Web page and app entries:
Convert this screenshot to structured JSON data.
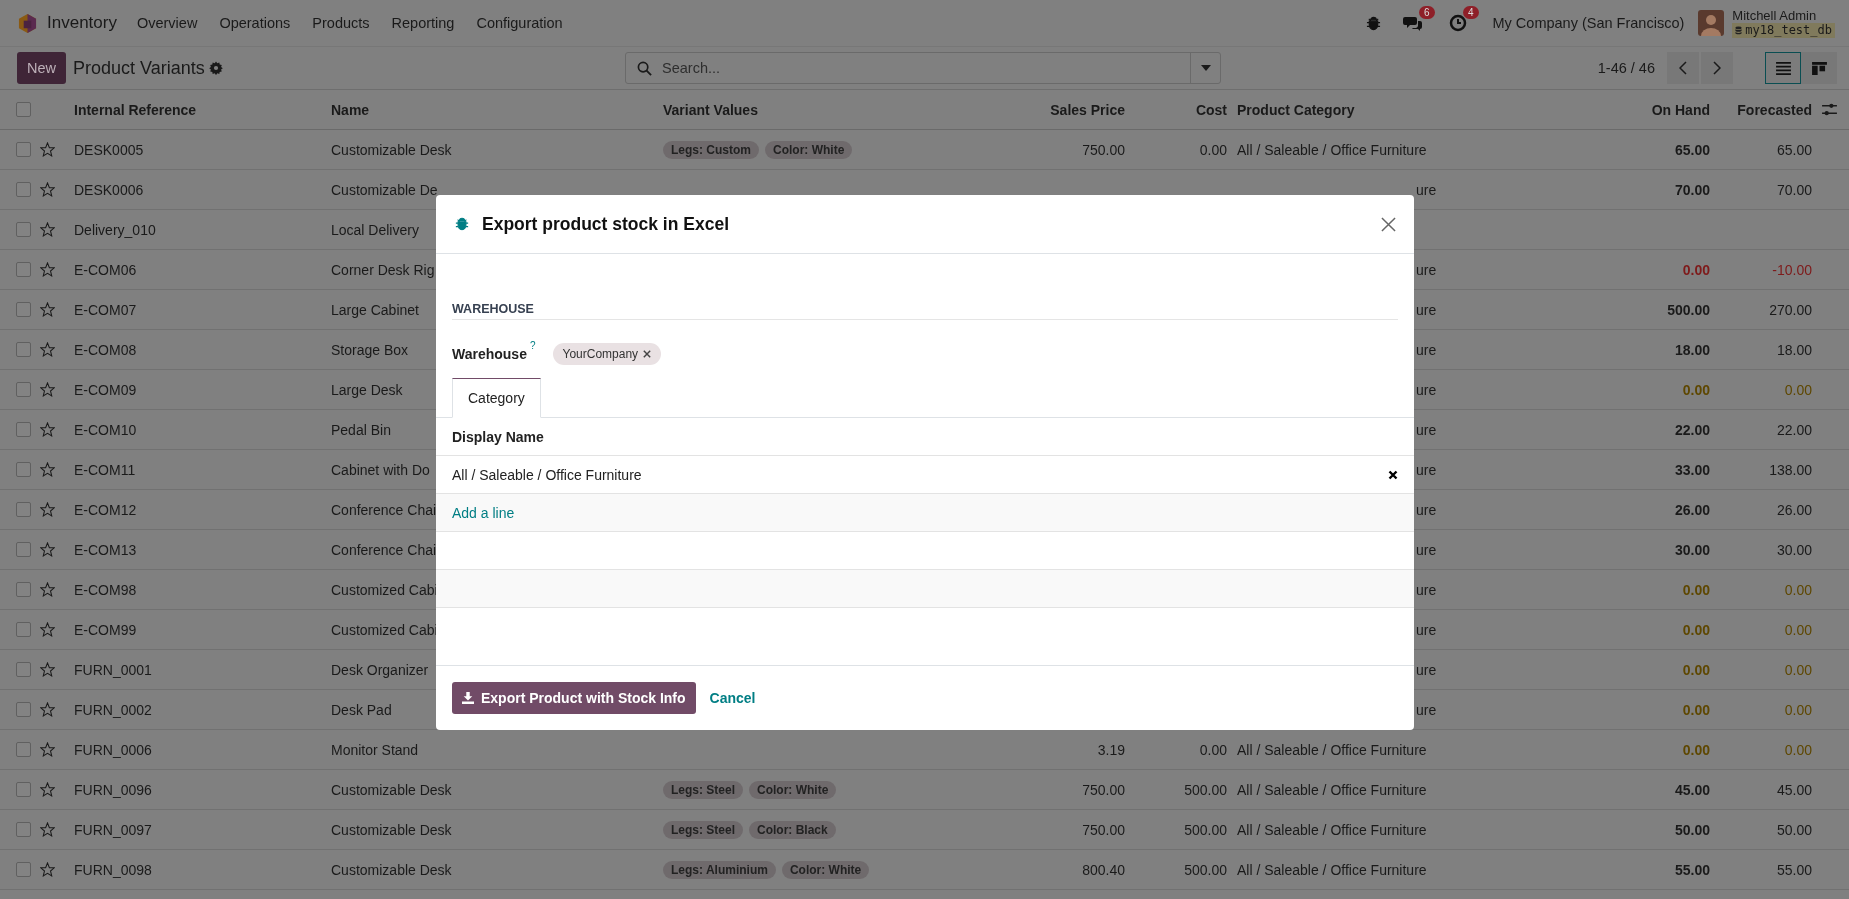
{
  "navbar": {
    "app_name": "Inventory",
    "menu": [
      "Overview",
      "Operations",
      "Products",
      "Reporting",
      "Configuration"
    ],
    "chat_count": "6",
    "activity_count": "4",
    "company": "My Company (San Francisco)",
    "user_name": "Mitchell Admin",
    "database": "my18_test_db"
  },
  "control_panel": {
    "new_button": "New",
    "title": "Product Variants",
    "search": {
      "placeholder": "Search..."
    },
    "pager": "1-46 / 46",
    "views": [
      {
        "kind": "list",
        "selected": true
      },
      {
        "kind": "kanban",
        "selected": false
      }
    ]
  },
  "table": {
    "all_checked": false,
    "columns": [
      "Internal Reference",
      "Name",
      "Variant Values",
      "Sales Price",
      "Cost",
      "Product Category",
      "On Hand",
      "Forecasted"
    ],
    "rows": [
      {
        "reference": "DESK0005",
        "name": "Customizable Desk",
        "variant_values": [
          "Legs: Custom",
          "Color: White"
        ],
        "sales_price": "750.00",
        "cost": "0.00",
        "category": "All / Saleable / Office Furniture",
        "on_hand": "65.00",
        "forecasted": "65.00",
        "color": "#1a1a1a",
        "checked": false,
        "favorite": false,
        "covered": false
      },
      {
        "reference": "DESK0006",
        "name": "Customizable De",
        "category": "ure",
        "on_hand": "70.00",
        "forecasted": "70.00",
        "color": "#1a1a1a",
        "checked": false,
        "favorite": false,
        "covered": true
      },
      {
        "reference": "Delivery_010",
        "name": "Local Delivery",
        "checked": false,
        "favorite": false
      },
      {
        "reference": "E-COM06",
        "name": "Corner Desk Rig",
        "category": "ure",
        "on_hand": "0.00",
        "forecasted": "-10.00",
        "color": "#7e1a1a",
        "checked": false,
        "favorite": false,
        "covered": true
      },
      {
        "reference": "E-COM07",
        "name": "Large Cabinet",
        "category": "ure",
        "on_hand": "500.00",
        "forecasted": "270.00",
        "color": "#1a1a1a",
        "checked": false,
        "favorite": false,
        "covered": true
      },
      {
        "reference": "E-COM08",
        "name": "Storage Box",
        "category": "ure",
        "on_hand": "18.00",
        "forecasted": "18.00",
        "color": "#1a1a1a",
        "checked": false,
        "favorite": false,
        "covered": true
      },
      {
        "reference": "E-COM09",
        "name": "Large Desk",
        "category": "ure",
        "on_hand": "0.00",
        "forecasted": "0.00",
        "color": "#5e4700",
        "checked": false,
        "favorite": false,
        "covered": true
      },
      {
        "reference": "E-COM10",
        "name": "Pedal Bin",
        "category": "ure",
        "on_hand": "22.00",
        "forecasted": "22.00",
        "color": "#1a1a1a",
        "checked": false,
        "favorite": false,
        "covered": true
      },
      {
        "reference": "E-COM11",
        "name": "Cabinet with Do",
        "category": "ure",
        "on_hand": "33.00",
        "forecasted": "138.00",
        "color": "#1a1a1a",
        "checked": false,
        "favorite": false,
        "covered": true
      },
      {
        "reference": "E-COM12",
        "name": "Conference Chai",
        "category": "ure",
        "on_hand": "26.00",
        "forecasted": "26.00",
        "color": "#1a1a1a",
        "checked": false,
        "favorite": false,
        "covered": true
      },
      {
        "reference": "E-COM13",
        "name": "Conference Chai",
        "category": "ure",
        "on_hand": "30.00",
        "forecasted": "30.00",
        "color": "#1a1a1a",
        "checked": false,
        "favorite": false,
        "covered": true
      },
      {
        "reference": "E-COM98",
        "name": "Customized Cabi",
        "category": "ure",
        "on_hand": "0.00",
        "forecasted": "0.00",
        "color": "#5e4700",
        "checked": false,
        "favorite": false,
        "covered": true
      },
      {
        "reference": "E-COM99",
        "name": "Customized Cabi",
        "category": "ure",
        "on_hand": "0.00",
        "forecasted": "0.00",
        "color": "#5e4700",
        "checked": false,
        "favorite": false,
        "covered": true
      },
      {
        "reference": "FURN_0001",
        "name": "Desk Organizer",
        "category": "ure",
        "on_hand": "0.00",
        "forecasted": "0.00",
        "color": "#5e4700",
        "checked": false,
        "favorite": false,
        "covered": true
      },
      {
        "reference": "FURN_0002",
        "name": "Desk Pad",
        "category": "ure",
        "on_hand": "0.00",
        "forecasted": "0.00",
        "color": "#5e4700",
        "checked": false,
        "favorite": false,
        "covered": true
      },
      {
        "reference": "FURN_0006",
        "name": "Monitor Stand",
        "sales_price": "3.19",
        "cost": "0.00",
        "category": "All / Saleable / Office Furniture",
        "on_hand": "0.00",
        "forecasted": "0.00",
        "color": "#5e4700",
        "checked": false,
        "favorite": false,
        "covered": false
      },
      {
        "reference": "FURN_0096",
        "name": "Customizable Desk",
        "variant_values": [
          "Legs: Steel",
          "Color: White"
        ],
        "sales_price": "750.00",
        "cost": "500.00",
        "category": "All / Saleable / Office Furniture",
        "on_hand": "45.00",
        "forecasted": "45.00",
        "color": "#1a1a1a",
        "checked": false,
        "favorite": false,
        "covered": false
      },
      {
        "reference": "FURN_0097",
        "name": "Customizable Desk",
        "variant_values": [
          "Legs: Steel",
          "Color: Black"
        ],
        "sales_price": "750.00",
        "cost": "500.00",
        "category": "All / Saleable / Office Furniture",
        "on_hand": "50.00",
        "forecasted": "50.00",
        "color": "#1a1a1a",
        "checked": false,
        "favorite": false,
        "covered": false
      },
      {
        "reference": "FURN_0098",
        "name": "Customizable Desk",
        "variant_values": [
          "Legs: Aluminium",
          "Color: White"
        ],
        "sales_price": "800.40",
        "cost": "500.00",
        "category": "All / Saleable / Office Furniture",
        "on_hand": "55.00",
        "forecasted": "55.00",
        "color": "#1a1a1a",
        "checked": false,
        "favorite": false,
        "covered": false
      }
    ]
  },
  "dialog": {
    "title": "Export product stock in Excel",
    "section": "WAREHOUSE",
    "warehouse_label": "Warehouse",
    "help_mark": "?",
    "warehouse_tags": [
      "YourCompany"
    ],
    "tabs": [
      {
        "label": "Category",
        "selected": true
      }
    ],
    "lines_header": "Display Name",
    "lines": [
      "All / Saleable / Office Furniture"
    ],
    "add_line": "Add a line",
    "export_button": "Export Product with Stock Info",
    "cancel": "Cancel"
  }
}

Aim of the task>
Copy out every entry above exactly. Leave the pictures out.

Written response>
Convert this screenshot to structured JSON data.
{
  "navbar": {
    "app_name": "Inventory",
    "menu": [
      "Overview",
      "Operations",
      "Products",
      "Reporting",
      "Configuration"
    ],
    "chat_count": "6",
    "activity_count": "4",
    "company": "My Company (San Francisco)",
    "user_name": "Mitchell Admin",
    "database": "my18_test_db"
  },
  "control_panel": {
    "new_button": "New",
    "title": "Product Variants",
    "search": {
      "placeholder": "Search..."
    },
    "pager": "1-46 / 46",
    "views": [
      {
        "kind": "list",
        "selected": true
      },
      {
        "kind": "kanban",
        "selected": false
      }
    ]
  },
  "table": {
    "all_checked": false,
    "columns": [
      "Internal Reference",
      "Name",
      "Variant Values",
      "Sales Price",
      "Cost",
      "Product Category",
      "On Hand",
      "Forecasted"
    ],
    "rows": [
      {
        "reference": "DESK0005",
        "name": "Customizable Desk",
        "variant_values": [
          "Legs: Custom",
          "Color: White"
        ],
        "sales_price": "750.00",
        "cost": "0.00",
        "category": "All / Saleable / Office Furniture",
        "on_hand": "65.00",
        "forecasted": "65.00",
        "color": "#1a1a1a",
        "checked": false,
        "favorite": false,
        "covered": false
      },
      {
        "reference": "DESK0006",
        "name": "Customizable De",
        "category": "ure",
        "on_hand": "70.00",
        "forecasted": "70.00",
        "color": "#1a1a1a",
        "checked": false,
        "favorite": false,
        "covered": true
      },
      {
        "reference": "Delivery_010",
        "name": "Local Delivery",
        "checked": false,
        "favorite": false
      },
      {
        "reference": "E-COM06",
        "name": "Corner Desk Rig",
        "category": "ure",
        "on_hand": "0.00",
        "forecasted": "-10.00",
        "color": "#7e1a1a",
        "checked": false,
        "favorite": false,
        "covered": true
      },
      {
        "reference": "E-COM07",
        "name": "Large Cabinet",
        "category": "ure",
        "on_hand": "500.00",
        "forecasted": "270.00",
        "color": "#1a1a1a",
        "checked": false,
        "favorite": false,
        "covered": true
      },
      {
        "reference": "E-COM08",
        "name": "Storage Box",
        "category": "ure",
        "on_hand": "18.00",
        "forecasted": "18.00",
        "color": "#1a1a1a",
        "checked": false,
        "favorite": false,
        "covered": true
      },
      {
        "reference": "E-COM09",
        "name": "Large Desk",
        "category": "ure",
        "on_hand": "0.00",
        "forecasted": "0.00",
        "color": "#5e4700",
        "checked": false,
        "favorite": false,
        "covered": true
      },
      {
        "reference": "E-COM10",
        "name": "Pedal Bin",
        "category": "ure",
        "on_hand": "22.00",
        "forecasted": "22.00",
        "color": "#1a1a1a",
        "checked": false,
        "favorite": false,
        "covered": true
      },
      {
        "reference": "E-COM11",
        "name": "Cabinet with Do",
        "category": "ure",
        "on_hand": "33.00",
        "forecasted": "138.00",
        "color": "#1a1a1a",
        "checked": false,
        "favorite": false,
        "covered": true
      },
      {
        "reference": "E-COM12",
        "name": "Conference Chai",
        "category": "ure",
        "on_hand": "26.00",
        "forecasted": "26.00",
        "color": "#1a1a1a",
        "checked": false,
        "favorite": false,
        "covered": true
      },
      {
        "reference": "E-COM13",
        "name": "Conference Chai",
        "category": "ure",
        "on_hand": "30.00",
        "forecasted": "30.00",
        "color": "#1a1a1a",
        "checked": false,
        "favorite": false,
        "covered": true
      },
      {
        "reference": "E-COM98",
        "name": "Customized Cabi",
        "category": "ure",
        "on_hand": "0.00",
        "forecasted": "0.00",
        "color": "#5e4700",
        "checked": false,
        "favorite": false,
        "covered": true
      },
      {
        "reference": "E-COM99",
        "name": "Customized Cabi",
        "category": "ure",
        "on_hand": "0.00",
        "forecasted": "0.00",
        "color": "#5e4700",
        "checked": false,
        "favorite": false,
        "covered": true
      },
      {
        "reference": "FURN_0001",
        "name": "Desk Organizer",
        "category": "ure",
        "on_hand": "0.00",
        "forecasted": "0.00",
        "color": "#5e4700",
        "checked": false,
        "favorite": false,
        "covered": true
      },
      {
        "reference": "FURN_0002",
        "name": "Desk Pad",
        "category": "ure",
        "on_hand": "0.00",
        "forecasted": "0.00",
        "color": "#5e4700",
        "checked": false,
        "favorite": false,
        "covered": true
      },
      {
        "reference": "FURN_0006",
        "name": "Monitor Stand",
        "sales_price": "3.19",
        "cost": "0.00",
        "category": "All / Saleable / Office Furniture",
        "on_hand": "0.00",
        "forecasted": "0.00",
        "color": "#5e4700",
        "checked": false,
        "favorite": false,
        "covered": false
      },
      {
        "reference": "FURN_0096",
        "name": "Customizable Desk",
        "variant_values": [
          "Legs: Steel",
          "Color: White"
        ],
        "sales_price": "750.00",
        "cost": "500.00",
        "category": "All / Saleable / Office Furniture",
        "on_hand": "45.00",
        "forecasted": "45.00",
        "color": "#1a1a1a",
        "checked": false,
        "favorite": false,
        "covered": false
      },
      {
        "reference": "FURN_0097",
        "name": "Customizable Desk",
        "variant_values": [
          "Legs: Steel",
          "Color: Black"
        ],
        "sales_price": "750.00",
        "cost": "500.00",
        "category": "All / Saleable / Office Furniture",
        "on_hand": "50.00",
        "forecasted": "50.00",
        "color": "#1a1a1a",
        "checked": false,
        "favorite": false,
        "covered": false
      },
      {
        "reference": "FURN_0098",
        "name": "Customizable Desk",
        "variant_values": [
          "Legs: Aluminium",
          "Color: White"
        ],
        "sales_price": "800.40",
        "cost": "500.00",
        "category": "All / Saleable / Office Furniture",
        "on_hand": "55.00",
        "forecasted": "55.00",
        "color": "#1a1a1a",
        "checked": false,
        "favorite": false,
        "covered": false
      }
    ]
  },
  "dialog": {
    "title": "Export product stock in Excel",
    "section": "WAREHOUSE",
    "warehouse_label": "Warehouse",
    "help_mark": "?",
    "warehouse_tags": [
      "YourCompany"
    ],
    "tabs": [
      {
        "label": "Category",
        "selected": true
      }
    ],
    "lines_header": "Display Name",
    "lines": [
      "All / Saleable / Office Furniture"
    ],
    "add_line": "Add a line",
    "export_button": "Export Product with Stock Info",
    "cancel": "Cancel"
  }
}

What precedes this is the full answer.